 - FRANCE :   Châtenois - Découverte d’une tourelle du rempart. Alors que l’on soupçonnait son existence à cet endroit-là, confirmation a été donnée aux chercheurs, à la suite de fouilles, de vestiges d’une tourelle située sur le mur du rempart intérieur côté sud-est, à quelques mètres de l’église. L’autre tourelle à angle fermé apparaît au niveau du presbytère côté nord-ouest. Deux autres tourelles à angle ouvert sont recensées au nord-est et au sud-ouest du rempart. L’origine de cette première fortification remonte au XIIIe siècle. Si l’assise de la tourelle à trois ou quatre mètres de profondeur, en pierres de taille, est parfaitement conservée, on constate par la suite que des moellons ont complété le vide.


 - AUSTRALIE : Sidney - The city's coast and harbour have claimed more than 140 ships and hundreds of lives since the First Fleet arrived in 1788. While many of the vessels have long since succumbed to the relentless toll of the ocean, several major shipwrecks are still visible to divers. Sydney Harbour was considered one of the world's safest shipping harbours until the cargo ship Edward Lombe broke apart during a storm and was driven on to Middle Head in 1834, killing 12. Nearly 180 years on, the ship's anchors can still be seen sitting on the bottom of the harbour. Divers can still find pieces of coal west of North Head after the cargo ship Centurion sank in 1887 carrying 400 tonnes of the fuel. Parts of the steamers SS Centennial and Royal Shepherd, which sank in 1889 and 1890 respectively, can also be spotted by divers.

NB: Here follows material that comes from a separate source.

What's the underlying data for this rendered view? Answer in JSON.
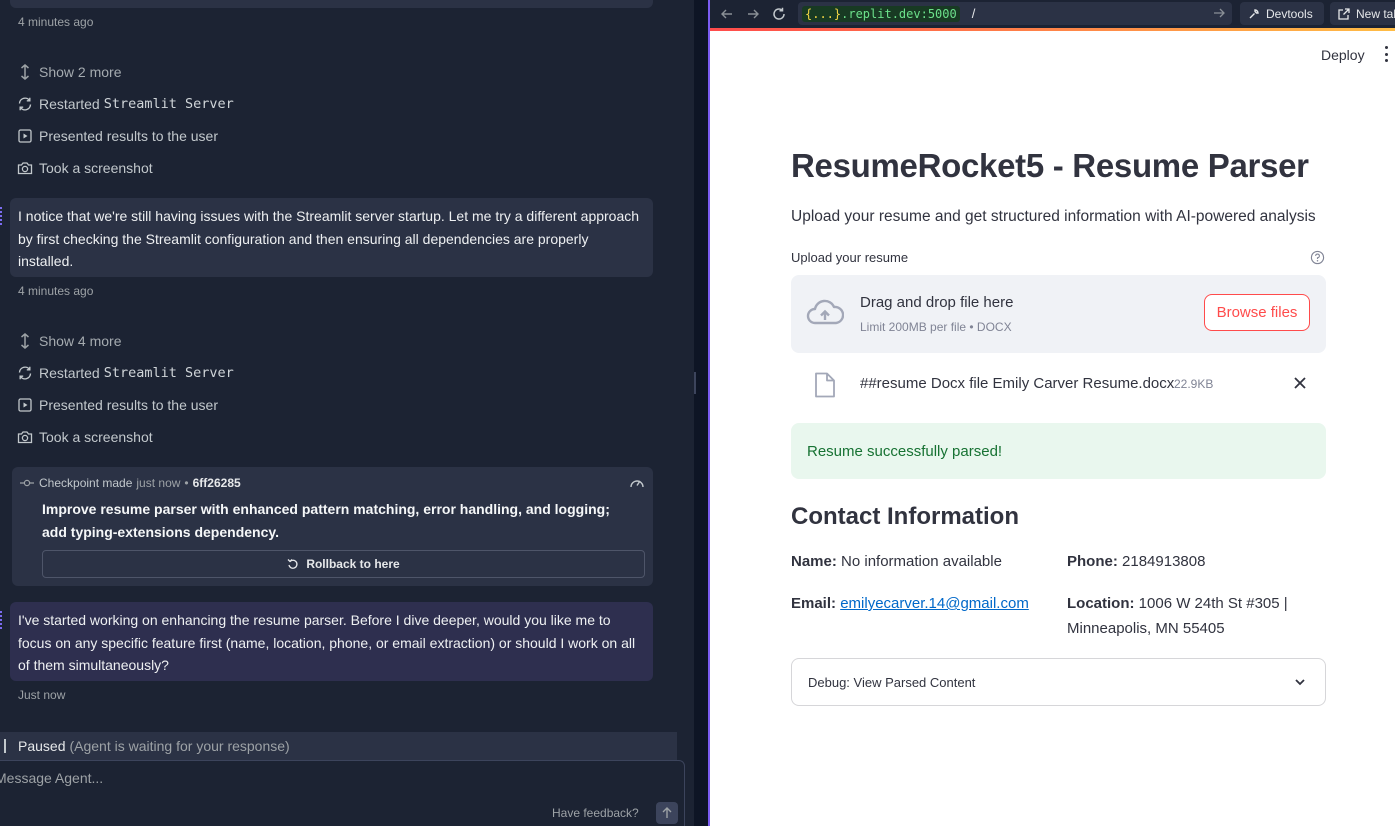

 - 11 OCTOBRE :

 - CHINE : Lilin City - Archaeologists in central China's Hunan Province have unearthed a kiln that once produced porcelain during the Northern Song Dynasty almost 1,000 years ago. The discovery revealed that production of ceramics began 680 years earlier than previously thought in Lilin City, one of China's most famous porcelain centers. Before now, production in the city was believed to have begun in 1729. Meanwhile, more than 2,000 pieces of porcelain have also been unearthed from the ancient kiln named Machong in the two-month excavation since August.The Machong Kiln is one of the three kilns discovered in the 5,000-square-meter excavation site in Tangjia'ao Village, but the other two are yet to be excavated.

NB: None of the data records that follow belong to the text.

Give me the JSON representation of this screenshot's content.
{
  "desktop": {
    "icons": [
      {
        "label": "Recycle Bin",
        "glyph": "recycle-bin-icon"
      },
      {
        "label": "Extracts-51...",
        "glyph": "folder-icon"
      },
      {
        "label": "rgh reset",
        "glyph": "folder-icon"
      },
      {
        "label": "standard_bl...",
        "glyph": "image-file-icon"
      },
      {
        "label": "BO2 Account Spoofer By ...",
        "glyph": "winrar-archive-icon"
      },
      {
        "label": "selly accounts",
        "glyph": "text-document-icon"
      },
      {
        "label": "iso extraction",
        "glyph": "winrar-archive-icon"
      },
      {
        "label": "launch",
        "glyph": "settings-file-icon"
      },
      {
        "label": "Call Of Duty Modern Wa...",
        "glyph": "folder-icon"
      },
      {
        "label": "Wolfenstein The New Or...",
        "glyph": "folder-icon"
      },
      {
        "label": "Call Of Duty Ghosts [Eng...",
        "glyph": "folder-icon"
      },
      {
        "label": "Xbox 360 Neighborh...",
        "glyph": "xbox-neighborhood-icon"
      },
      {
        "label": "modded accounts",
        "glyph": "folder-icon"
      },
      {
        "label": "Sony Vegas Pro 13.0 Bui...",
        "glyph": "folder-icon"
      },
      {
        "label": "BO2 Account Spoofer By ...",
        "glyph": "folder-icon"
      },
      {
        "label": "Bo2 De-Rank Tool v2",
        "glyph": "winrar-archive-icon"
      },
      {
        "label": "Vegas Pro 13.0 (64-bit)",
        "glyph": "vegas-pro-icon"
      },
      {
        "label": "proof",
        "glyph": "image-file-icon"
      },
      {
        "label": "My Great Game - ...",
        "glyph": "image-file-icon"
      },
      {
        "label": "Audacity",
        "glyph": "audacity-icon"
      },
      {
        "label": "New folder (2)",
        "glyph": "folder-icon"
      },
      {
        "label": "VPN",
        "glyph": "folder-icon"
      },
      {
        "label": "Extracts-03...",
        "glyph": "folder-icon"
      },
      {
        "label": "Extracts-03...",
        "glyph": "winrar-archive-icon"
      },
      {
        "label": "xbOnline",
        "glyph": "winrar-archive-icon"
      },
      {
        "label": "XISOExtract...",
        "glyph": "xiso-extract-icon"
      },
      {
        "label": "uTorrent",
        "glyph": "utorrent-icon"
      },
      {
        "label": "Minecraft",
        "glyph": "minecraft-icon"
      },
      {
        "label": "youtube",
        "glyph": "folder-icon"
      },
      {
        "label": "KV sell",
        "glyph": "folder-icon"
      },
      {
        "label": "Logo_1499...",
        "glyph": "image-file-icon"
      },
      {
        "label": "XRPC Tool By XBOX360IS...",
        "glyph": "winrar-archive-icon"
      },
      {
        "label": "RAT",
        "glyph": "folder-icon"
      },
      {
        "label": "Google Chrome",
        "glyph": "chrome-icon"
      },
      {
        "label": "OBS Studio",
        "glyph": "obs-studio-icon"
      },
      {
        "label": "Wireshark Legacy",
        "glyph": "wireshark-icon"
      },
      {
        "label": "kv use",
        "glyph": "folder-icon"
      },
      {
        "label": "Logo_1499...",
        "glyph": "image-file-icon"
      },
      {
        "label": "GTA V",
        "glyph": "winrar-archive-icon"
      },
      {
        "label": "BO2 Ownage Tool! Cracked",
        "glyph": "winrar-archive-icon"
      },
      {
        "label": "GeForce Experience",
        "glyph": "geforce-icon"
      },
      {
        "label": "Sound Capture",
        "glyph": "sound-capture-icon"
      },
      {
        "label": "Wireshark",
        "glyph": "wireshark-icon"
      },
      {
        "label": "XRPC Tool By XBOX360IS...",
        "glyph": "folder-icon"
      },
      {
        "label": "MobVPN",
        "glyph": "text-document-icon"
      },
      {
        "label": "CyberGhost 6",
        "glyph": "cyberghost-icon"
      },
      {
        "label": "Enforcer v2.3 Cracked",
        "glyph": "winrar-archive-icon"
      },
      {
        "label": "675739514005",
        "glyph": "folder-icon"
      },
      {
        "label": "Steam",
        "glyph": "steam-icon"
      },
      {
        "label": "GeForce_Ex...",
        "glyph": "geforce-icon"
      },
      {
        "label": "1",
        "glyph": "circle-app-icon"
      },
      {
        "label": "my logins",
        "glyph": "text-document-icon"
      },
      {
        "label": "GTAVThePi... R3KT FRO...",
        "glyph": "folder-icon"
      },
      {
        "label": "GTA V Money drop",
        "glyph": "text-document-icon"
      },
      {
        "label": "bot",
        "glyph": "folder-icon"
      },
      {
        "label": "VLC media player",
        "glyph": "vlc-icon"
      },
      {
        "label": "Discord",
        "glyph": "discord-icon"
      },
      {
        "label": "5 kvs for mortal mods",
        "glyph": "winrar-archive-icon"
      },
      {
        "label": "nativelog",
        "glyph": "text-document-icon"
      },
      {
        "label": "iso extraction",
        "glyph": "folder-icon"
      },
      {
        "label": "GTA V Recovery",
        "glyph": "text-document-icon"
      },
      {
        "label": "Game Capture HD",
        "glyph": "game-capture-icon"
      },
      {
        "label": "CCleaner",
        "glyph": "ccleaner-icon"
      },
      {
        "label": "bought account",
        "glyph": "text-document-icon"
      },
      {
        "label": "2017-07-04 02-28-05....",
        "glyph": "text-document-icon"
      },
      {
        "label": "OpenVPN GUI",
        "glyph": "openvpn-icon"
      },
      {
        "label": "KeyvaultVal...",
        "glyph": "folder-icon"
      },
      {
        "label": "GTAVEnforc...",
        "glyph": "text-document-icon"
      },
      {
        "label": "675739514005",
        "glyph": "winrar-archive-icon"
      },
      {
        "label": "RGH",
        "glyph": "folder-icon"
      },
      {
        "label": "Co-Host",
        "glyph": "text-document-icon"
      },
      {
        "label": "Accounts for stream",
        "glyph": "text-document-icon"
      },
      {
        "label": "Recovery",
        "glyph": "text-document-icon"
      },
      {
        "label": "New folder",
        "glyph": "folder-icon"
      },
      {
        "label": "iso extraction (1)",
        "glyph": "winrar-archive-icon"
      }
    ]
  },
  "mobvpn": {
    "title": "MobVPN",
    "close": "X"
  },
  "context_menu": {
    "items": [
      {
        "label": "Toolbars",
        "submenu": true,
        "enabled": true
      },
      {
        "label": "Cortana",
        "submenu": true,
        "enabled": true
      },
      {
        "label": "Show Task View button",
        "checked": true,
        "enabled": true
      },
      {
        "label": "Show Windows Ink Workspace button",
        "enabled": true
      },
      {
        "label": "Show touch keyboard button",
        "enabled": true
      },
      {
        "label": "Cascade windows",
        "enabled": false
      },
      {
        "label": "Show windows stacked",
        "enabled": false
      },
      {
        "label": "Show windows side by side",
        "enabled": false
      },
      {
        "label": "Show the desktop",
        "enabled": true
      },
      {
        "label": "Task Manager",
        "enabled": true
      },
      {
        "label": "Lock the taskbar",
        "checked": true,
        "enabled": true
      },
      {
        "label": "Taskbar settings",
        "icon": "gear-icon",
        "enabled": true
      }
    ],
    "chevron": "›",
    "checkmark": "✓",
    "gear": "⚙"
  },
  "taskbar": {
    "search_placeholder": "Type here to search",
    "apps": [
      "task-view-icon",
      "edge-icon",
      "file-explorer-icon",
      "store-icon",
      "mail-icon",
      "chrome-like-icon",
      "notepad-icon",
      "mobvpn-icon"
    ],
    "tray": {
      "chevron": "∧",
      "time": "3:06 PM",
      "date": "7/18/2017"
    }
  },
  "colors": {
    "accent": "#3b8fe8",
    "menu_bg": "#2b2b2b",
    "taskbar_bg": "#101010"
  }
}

 - RUSSIE :   Mayma - Ancient archaeological monuments of Scythian epoch have been found in a sandpit in the vicinity of Mayma township in Altai Republic. The burial ground Mayma VÏ - this is how this object is called among archeologists - was surveyed 30 years ago, but recent unexpected circumstances have made researchers come here again. A road company’s bulldozer was removing another layer in the sandpit and came across some human remains in the sand. Workers immediately contacted archeologists. It turned out that those were burials of the 2nd or 3rd centuries B.C. related to the late Scythian epoch. The tombs mostly harbor women’s remains. Such burial mounds are characteristic of Bystryansky archaeological culture. Some of the barrows were plundered yet in the remote centuries. But in other graves researchers have managed to find lots of interesting artifacts, including beads of cornelian and turquoise, ear rings of a very rare shape, details of clothes and one of the most interesting finds - a gilded headdress ornament performed in traditional Scythian animal style.

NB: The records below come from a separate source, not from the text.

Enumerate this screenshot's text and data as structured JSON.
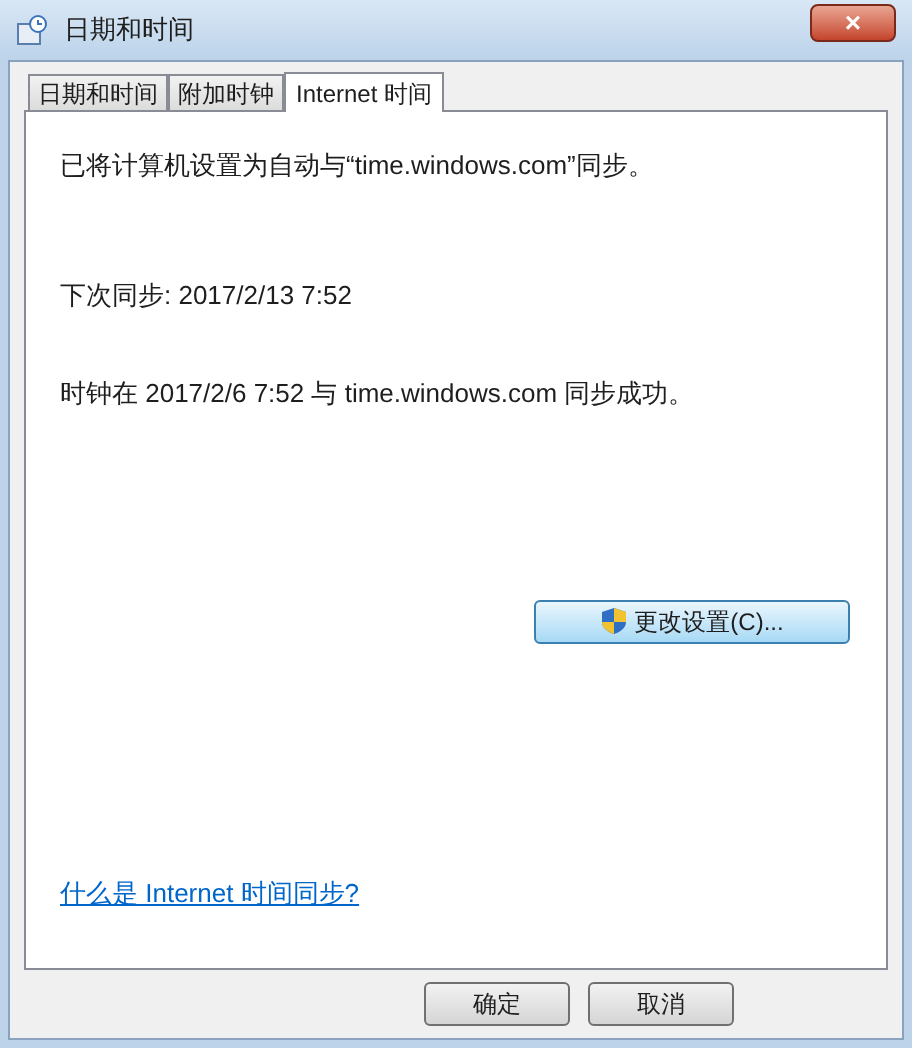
{
  "window": {
    "title": "日期和时间",
    "close": "×"
  },
  "tabs": [
    {
      "label": "日期和时间",
      "selected": false
    },
    {
      "label": "附加时钟",
      "selected": false
    },
    {
      "label": "Internet 时间",
      "selected": true
    }
  ],
  "panel": {
    "status": "已将计算机设置为自动与“time.windows.com”同步。",
    "next_sync": "下次同步: 2017/2/13 7:52",
    "last_sync": "时钟在 2017/2/6 7:52 与 time.windows.com 同步成功。",
    "change_button": "更改设置(C)...",
    "help_link": "什么是 Internet 时间同步?"
  },
  "buttons": [
    "确定",
    "取消"
  ]
}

 - ROYAUME-UNI :  Coprove - A Viking treasure pendant, which has laid buried for more than 1,000 years, has been unearthed by an amateur archaeologist. The silver pendant, known as Thor's Hammer, has been declared treasure at an inquest in Harrogate. The pendant is believed to date back to between the 9th and 11th centuries. In Norse mythology, Thor was the god of thunder and his distinctively shaped hammer Mjolner is depicted as one of the most fearsome weapons, capable of levelling mountains.